This one is a real beauty, but it "lost" its hole in the oven :D
about 16 pieces
5 dl water
2 1/2 tsp himalayan salt
2 tbsp brown sugar
3 tbsp rape seed oil or any vegetable oil of good quality
2 dl buckwheat flour
4 dl wholewheat barley flour
6 dl wholewheat flour
(1 dl oatmeal)
For boiling them
water and a big kettle
3 tbsp agave syrup
2-3 tbsp himalayan salt
For the "topping"
sesame seeds about 2 dl
oatmeal about 2-3 dl
1. Warm up the water to the temperature of your hand. Let then yeast melt into it. Add sugar, salt and oil, then add the flours and oatmeal mixing together all the time. You can add more flour if the dough stays too sticky, but remember to leave it a bit more softer than normally when you bake bread. Let the dough rise in a warm place so that it doubles.
2. Warm the oven to 225°C. Take to baking sheets and cover them with baking paper.
3. Knead the dough with some flour a little bit, then deal it to 16 pieces or less, if you want BIG bagels. Make "breadrolls", then push a hole into the middle of them and push your whole finger through and let the bagel roll a bit around your finger until the hole is big enough.

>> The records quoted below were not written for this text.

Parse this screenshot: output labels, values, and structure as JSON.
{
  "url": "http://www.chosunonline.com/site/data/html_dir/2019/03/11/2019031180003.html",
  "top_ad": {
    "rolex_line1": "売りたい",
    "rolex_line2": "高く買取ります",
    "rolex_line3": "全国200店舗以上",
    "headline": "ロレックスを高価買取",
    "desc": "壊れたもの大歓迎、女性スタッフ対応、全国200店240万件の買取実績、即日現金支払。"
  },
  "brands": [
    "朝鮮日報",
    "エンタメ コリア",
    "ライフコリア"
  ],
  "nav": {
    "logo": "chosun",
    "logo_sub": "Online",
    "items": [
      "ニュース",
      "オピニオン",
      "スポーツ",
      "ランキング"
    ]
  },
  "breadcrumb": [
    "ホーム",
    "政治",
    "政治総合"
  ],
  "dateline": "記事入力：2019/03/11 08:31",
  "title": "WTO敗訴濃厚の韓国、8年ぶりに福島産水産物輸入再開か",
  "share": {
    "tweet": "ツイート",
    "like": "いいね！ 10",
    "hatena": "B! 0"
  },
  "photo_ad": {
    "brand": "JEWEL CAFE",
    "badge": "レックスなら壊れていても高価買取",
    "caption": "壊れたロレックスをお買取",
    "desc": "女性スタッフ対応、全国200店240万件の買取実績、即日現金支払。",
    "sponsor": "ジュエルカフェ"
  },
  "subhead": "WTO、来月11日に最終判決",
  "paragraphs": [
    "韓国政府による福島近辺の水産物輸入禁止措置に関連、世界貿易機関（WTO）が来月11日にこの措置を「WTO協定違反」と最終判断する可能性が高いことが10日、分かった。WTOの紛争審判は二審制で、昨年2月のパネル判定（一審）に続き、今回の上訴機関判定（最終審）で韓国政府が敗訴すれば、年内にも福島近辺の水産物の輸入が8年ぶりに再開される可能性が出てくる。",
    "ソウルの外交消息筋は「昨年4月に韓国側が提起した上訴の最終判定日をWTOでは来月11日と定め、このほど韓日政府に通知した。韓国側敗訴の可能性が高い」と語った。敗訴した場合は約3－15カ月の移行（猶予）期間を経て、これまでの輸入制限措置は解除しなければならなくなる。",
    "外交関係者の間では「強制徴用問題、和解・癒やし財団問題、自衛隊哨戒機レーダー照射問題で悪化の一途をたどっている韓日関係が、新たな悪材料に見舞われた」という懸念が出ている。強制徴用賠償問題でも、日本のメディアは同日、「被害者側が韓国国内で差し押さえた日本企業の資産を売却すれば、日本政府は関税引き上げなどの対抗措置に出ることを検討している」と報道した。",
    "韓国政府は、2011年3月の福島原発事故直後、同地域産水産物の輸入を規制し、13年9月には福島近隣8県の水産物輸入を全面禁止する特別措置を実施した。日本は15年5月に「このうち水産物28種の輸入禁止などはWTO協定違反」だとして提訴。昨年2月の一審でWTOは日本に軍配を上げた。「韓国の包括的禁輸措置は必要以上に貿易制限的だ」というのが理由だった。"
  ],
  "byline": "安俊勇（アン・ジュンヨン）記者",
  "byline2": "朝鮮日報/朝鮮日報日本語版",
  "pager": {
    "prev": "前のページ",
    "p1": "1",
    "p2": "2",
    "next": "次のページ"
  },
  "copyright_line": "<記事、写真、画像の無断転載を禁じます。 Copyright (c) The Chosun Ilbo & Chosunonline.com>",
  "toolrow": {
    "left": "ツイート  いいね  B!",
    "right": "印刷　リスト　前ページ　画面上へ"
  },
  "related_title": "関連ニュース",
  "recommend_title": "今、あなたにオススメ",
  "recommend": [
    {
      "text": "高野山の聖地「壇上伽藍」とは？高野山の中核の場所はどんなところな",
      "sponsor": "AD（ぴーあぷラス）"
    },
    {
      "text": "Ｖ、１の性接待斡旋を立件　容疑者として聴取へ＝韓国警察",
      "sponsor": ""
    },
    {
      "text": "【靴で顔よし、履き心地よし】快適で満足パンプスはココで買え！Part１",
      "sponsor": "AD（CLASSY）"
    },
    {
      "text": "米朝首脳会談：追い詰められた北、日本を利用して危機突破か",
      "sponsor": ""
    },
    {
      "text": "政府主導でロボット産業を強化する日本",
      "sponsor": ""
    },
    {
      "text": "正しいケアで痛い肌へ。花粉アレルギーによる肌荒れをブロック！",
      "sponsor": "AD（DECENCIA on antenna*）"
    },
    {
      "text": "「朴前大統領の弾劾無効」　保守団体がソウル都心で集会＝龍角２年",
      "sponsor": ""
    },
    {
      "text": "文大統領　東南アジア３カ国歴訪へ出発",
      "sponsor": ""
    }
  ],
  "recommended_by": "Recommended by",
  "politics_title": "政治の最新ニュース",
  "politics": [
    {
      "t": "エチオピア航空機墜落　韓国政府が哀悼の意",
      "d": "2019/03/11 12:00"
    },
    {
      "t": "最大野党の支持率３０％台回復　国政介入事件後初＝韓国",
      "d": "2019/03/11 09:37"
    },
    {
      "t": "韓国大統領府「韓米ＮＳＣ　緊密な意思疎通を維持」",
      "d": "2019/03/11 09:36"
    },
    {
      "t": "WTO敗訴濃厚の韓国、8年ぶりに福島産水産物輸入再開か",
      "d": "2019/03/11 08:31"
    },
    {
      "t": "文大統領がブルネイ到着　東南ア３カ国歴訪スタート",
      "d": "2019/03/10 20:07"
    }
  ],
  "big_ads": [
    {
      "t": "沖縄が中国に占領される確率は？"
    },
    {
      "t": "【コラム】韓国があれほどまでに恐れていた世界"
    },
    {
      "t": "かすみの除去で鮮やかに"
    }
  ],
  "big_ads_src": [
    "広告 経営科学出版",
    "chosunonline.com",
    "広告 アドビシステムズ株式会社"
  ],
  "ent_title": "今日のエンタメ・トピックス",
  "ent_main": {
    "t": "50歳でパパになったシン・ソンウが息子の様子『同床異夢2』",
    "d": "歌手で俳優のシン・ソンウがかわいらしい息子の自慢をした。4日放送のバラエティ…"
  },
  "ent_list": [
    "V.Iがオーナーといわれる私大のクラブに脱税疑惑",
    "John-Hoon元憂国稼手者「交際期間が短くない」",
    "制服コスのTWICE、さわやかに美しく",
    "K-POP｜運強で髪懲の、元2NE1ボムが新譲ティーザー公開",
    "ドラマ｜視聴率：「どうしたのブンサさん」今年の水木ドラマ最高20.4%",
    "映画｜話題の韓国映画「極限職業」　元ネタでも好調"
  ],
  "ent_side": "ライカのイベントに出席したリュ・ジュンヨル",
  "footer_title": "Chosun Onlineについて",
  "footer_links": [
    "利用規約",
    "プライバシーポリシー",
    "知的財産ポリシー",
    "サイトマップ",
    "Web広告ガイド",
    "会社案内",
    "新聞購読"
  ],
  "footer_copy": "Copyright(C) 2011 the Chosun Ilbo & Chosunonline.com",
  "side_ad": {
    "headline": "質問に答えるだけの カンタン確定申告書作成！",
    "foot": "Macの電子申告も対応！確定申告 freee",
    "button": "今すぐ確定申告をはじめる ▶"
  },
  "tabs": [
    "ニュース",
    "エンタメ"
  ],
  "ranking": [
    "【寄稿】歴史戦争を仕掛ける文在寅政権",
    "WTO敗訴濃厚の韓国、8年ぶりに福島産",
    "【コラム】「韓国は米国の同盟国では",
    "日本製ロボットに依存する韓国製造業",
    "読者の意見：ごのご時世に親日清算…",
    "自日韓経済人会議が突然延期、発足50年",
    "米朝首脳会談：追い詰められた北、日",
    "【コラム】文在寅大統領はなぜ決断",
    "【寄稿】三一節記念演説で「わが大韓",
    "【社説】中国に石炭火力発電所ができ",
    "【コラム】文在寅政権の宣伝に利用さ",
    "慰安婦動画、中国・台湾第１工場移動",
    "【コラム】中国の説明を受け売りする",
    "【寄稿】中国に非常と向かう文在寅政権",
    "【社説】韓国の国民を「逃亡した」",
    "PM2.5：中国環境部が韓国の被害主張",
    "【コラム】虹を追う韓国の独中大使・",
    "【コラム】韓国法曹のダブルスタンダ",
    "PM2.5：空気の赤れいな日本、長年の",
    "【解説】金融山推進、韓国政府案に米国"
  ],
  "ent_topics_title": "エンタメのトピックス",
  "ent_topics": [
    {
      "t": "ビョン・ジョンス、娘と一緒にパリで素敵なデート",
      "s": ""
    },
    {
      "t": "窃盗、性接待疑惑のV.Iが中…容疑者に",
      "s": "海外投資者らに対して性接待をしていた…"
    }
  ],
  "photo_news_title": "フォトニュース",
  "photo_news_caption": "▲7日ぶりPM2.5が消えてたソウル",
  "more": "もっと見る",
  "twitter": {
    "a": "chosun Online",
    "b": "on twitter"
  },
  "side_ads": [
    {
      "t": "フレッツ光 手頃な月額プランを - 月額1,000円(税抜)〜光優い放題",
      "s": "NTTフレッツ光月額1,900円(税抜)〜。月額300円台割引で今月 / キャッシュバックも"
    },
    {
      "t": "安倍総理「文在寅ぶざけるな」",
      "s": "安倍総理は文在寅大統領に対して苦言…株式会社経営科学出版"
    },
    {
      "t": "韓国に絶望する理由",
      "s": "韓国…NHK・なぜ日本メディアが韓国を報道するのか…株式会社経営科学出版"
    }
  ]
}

4. Boil water with agave syrup and salt (make sure there's enough water) in a big kettle. Add bagels to the water. When they rise to the surface, boil them from both sides 1-2 minutes, then move to the baking sheet. It's good to use a ladle with holes.
5. Pour the sesame seeds onto one plate and the oatmeal to another. Roll the bagels in the topping you wish, then put back to the baking sheet. Whean ready, bake in the oven for about 20 minutes, until ready.
6. Eat them fresh from the oven or let them cool down. If you let them cool down, cut into a half toast them before eating. Fill with anything you like, cream cheese is the classic option but I must say that you can use your imagination - I found out they were lovely with some peanut butter, honey and sliced banana. Of course it depends on the fact if you wish to eat them with a salty or sweet filling. Then, just enjoy!